Despite my dislike of these volumes, there are some funny moments. Akane's terrible cooking gets some laughs, as we also see the return of the Black Rose, who refuses to let Ranma out of her life, even as her brother Kuno wishes he'd go away and the "pig-tailed girl" would stay. Romeo and Juliet gets an appropriate trouncing, and the theme of the cursed springs pops up in several places. (One of these weeks, I want to talk about Takahashi's use of running gags. Don't let me forget.) It's extremely impressive how Takahashi manages to weave her ever-growing cast in and out of the narrative. I just wish these stories weren't spoiled with the image of a man who gives me the creeps popping up over and over again.

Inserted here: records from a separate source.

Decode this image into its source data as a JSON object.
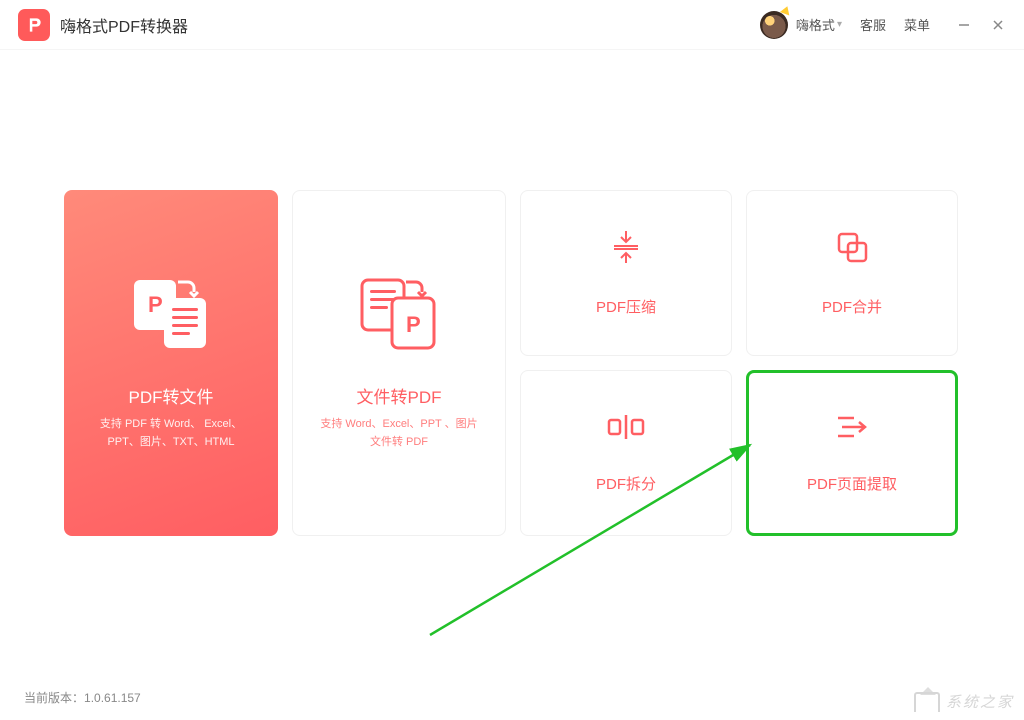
{
  "app": {
    "title": "嗨格式PDF转换器"
  },
  "header": {
    "username": "嗨格式",
    "support": "客服",
    "menu": "菜单"
  },
  "cards": {
    "pdf_to_file": {
      "title": "PDF转文件",
      "subtitle": "支持 PDF 转 Word、 Excel、PPT、图片、TXT、HTML"
    },
    "file_to_pdf": {
      "title": "文件转PDF",
      "subtitle": "支持 Word、Excel、PPT 、图片文件转 PDF"
    },
    "compress": {
      "title": "PDF压缩"
    },
    "merge": {
      "title": "PDF合并"
    },
    "split": {
      "title": "PDF拆分"
    },
    "extract": {
      "title": "PDF页面提取"
    }
  },
  "footer": {
    "version_label": "当前版本：",
    "version": "1.0.61.157"
  },
  "watermark": "系统之家"
}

Fortunately, Happosai's part in the world of Ranma will be reduced a bit as time goes on, rotating into the series of antagonists that plagues Ranma almost like a batting order. I really wish he'd go away entirely, but as an occasional annoyance, he's relatively tolerable. As with any creator, not everything is going to be perfect in the eyes of every reader. Don't let Happosai turn you away from Ranma 1/2, because there's some great new players just around the corner who fit the antagonist mold far better--and with far funnier results. Next week, we'll consider the character rotation choices in Ranma 1/2. I hope you'll join me then!